Levi's recently took a bold step and visibly aligned its brand with those that support gay marriage rights. In company-owned stores across the country, it affixed to its mannequins the white knots that those in California and elsewhere are brandishing in rejection of a voter-approved amendment that defines marriage solely as a union between a woman and a man. The state's Supreme Court decided earlier this week to uphold that amendment.
The jeans maker no doubt realizes that it risks alienating some consumers, but this is not the first time it has sought to align its name with a social cause. In the early 1990s it launched “Project Change” to address racism; became the first Fortune 500 company to provide domestic partnership health benefits; and stopped funding the Boy Scouts following the group's firing of a gay scout leader. The company's headquarters sit in San Francisco, home to arguably the country's strongest gay community, and more recently it has sponsored MTV Networks' gay cable channel, Logo, as well as thrown its support behind the anti-Prop 8 movement last year. Earlier this week, the company donated thousands of dollars to The National Center for Lesbian Rights and The San Francisco LGBT Community Center.
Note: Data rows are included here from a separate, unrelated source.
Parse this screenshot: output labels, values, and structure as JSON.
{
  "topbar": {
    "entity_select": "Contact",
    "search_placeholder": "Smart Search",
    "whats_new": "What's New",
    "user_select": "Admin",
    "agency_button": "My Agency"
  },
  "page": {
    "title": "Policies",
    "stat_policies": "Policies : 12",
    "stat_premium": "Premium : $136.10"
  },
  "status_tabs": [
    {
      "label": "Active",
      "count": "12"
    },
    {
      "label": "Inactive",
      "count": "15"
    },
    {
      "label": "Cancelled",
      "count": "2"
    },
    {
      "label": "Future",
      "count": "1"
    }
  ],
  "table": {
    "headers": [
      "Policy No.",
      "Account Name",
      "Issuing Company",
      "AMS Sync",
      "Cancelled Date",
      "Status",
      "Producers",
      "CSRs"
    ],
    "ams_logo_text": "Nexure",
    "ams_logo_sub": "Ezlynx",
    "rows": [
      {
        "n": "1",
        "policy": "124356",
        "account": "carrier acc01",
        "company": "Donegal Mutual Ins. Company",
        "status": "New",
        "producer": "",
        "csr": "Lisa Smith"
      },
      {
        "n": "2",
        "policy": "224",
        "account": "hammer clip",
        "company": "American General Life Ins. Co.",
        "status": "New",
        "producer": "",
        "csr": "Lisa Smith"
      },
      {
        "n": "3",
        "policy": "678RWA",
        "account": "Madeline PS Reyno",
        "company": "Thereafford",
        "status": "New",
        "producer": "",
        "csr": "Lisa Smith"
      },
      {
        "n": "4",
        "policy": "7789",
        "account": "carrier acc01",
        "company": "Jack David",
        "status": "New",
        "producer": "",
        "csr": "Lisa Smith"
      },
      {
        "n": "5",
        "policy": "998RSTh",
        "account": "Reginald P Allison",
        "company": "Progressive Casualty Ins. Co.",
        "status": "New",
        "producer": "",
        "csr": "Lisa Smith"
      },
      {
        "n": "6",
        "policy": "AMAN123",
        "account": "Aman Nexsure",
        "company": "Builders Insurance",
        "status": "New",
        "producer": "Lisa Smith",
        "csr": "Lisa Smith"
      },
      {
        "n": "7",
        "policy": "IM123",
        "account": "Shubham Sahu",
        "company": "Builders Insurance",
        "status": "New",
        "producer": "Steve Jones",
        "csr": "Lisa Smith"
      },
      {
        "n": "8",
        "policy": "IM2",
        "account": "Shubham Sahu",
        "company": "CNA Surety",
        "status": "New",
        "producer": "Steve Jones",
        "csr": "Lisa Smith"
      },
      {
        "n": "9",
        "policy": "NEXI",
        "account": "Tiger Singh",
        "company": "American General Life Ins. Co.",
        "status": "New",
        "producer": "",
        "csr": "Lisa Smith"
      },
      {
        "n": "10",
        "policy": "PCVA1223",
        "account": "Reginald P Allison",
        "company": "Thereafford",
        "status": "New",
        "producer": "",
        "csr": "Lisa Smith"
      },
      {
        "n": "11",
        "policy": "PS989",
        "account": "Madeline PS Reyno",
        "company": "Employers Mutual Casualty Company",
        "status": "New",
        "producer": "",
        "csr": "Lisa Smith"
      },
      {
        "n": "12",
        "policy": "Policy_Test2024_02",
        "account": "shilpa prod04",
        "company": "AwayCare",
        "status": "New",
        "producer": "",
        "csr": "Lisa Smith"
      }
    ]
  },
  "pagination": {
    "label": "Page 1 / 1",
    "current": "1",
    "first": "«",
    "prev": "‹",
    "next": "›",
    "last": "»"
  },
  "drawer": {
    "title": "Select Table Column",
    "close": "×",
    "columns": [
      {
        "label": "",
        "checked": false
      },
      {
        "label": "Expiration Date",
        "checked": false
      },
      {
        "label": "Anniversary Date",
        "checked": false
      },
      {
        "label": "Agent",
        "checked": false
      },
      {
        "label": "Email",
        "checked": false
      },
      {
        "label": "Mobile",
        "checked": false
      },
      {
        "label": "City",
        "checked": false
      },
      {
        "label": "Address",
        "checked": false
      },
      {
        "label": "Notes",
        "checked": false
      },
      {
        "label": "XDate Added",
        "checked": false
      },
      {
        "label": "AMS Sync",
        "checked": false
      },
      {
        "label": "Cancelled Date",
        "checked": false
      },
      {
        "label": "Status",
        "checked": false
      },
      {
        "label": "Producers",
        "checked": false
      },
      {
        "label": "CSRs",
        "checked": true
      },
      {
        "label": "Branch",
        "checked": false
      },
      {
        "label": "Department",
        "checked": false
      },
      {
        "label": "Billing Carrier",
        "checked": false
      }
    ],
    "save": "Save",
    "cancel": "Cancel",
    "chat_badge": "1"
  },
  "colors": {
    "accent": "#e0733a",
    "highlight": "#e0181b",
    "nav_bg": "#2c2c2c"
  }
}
So while the white knots don't represent a huge stretch for Levi's, the move sets the company apart from the competition. In taking such a stand, Levi's marks itself as an activist brand, but one that is smartly looking to build upon a movement that it sees as worthwhile and energetic. Instead of just selling to a community, it is becoming part of a community, and therein lies the key.
Earlier this month, Maine became the fourth New England state to approve gay marriage; Iowa has also made it legal, and several state legislatures across the country are considering the same. Activists in California have vowed to not let the fight end. Capitalizing on this momentum, Levi's director of PR and brand marketing, Erica Archambault, noted to The New York Times, “What's the pioneering spirit of today? A lot of people are rallying around marriage equality and fighting for that, and so many individuals within our company feel so strongly about it.”
Study after study has shown that today's consumer is demanding more of corporate America, and more from the brands for which they're shelling out their hard-earned recession dollars. That “more” sometimes means less packaging on a laundry detergent bottle to align with sustainability, or a portion of proceeds from dog food going to a local animal shelter, but sometimes it requires an even more courageous step. Levi's could have simply watched this fight go by, while still producing some advertising targeted at a gay demographic – but it didn't. Instead it sparked a conversation that will show it as a thoughtful and conscientious brand, rather than one looking for a quick ploy to endear it with a desirable customer base.
Rather than plastering its store with signage on the initiative, Levi's briefed its store managers and employees on the meaning behind the subtle white knots adorning its mannequins. The point, Archambault told the Times, was to allow the sales staff to “have an informed conversation [with customers] that's more interactive than reading off a card.” That show of solidarity with a community will keep the 156-year-old brand relevant today.